Naturally, searching through all of these pages with the hopes of coming across someone who has a console and wants to sell it might be considered something of a long-shot. Also, this pretty much implies that you’re not going to jump in on the launch date, perhaps deciding to wait for used consoles to begin popping up on these aggregating classifieds sites. In most cases it would make more sense to just strike a deal locally, in this way you know exactly what you’re getting and aren’t really risking taking a chance with a person you can’t physically meet.
However, it is possible to occasionally locate someone, even internationally, who has exactly what you want and is perfectly willing to sell it to you. The hard part is finding a way to intermediate the sale / trade so that everyone is covered in the event that something goes wrong. A simple, yet effective tactic is to ask the seller to quickly set up an Amazon or eBay account and list the item, giving you the opportunity to go ahead and buy the product ahead of anyone else. Again, this tactic carries with it some potential risks, which you need to think about before agreeing to purchase from someone in such a situation. For example, if the console is stolen, you might lose your funds or worse. In any case, if you decide to go this route, you should ask the person up front to forward them the console’s serial number, perhaps also implying that you need to check to make sure it’s not been reported as stolen, etc…
The Differences in Plugs:
If you do decide to import, then you’ll want either a UK to USA plug converter or a USA to UK plug converter.
All in all, one of the more direct or sensible things to do is just find a decent retailer within your own region and just purchase a new PS4 at full price. In most situations it’s simply not going to be possible to get significant savings by importing your console. Aside from the local fees and import / export duties which are levied on regular international sales, there might even be strict laws in certain territories where they might force you to pay higher fees or fines as your item goes through customs. In these kinds of instances, you’ll actually end up paying much more for what is essentially the same console you might find in your local shop.
You seem to be neglecting to mention the whole Guarantee and Warranty situation!
A faulty console would have to be returned to the place of purchase and in the UK we have higher prices because we also receive a 12 month guarantee. Anything bought from the USA would likely have a single months warranty if you were lucky.

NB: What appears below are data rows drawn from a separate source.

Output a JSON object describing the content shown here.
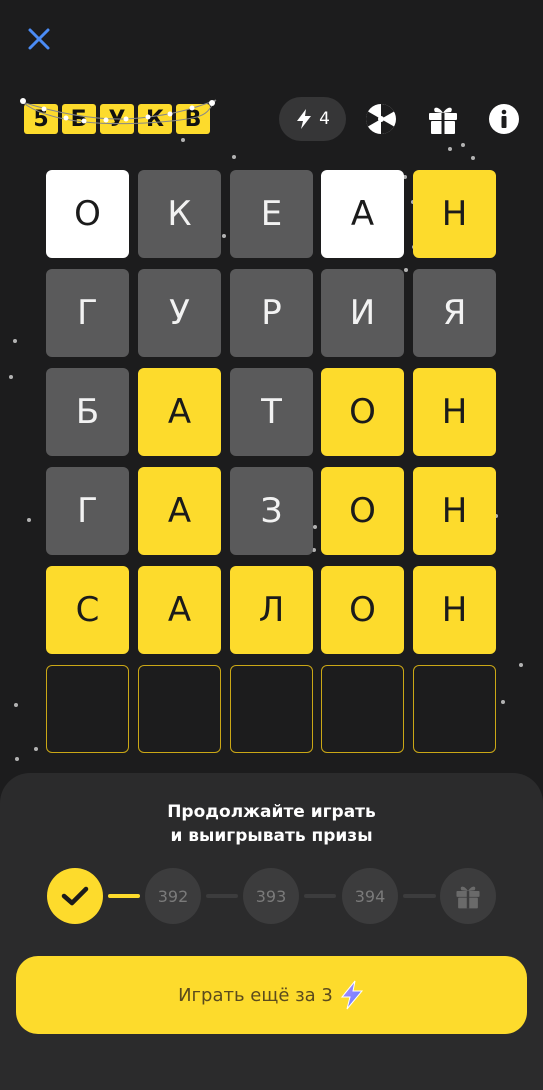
{
  "header": {
    "logo_tiles": [
      "5",
      "Б",
      "У",
      "К",
      "В"
    ],
    "energy_count": "4",
    "icons": [
      "close-icon",
      "lightning-icon",
      "wheel-icon",
      "gift-icon",
      "info-icon"
    ]
  },
  "board": {
    "rows": [
      {
        "letters": [
          "О",
          "К",
          "Е",
          "А",
          "Н"
        ],
        "states": [
          "white",
          "gray",
          "gray",
          "white",
          "yellow"
        ]
      },
      {
        "letters": [
          "Г",
          "У",
          "Р",
          "И",
          "Я"
        ],
        "states": [
          "gray",
          "gray",
          "gray",
          "gray",
          "gray"
        ]
      },
      {
        "letters": [
          "Б",
          "А",
          "Т",
          "О",
          "Н"
        ],
        "states": [
          "gray",
          "yellow",
          "gray",
          "yellow",
          "yellow"
        ]
      },
      {
        "letters": [
          "Г",
          "А",
          "З",
          "О",
          "Н"
        ],
        "states": [
          "gray",
          "yellow",
          "gray",
          "yellow",
          "yellow"
        ]
      },
      {
        "letters": [
          "С",
          "А",
          "Л",
          "О",
          "Н"
        ],
        "states": [
          "yellow",
          "yellow",
          "yellow",
          "yellow",
          "yellow"
        ]
      },
      {
        "letters": [
          "",
          "",
          "",
          "",
          ""
        ],
        "states": [
          "empty",
          "empty",
          "empty",
          "empty",
          "empty"
        ]
      }
    ]
  },
  "sheet": {
    "title_line1": "Продолжайте играть",
    "title_line2": "и выигрывать призы",
    "steps": [
      "392",
      "393",
      "394"
    ],
    "play_button": "Играть ещё за 3"
  },
  "colors": {
    "background": "#1c1c1d",
    "accent": "#fddb2c",
    "tile_gray": "#5a5a5b",
    "tile_white": "#ffffff",
    "sheet": "#2b2b2c",
    "close": "#4b8cf5"
  }
}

The PS4 has support for both 110V/240V and uses a standard 2 prong input you’d find on a power supply for your laptop charger, So you’d only need to buy a cheap 2 prong to wall cord.
I would hold out on buying an import because it will involve different ports and technology that wasn’t made for stuff in the US. Plus, your warranties and other sorts of stuff probably won’t apply once it’s taken out of country.
If converting wasn’t an issue, I think people should just stick to the locally made stuff for now… it’s just a mater of time.> patience is a virtue
In Brazil,PS4 cost for $1,800
It might be region free for games, but it won’t be region free for DVD/blu-ray movie playback. Nothing is. However, that alone could be a reason to go with an import, if you already have a US BD player and want something to play imported movies on. I’m considering it, myself.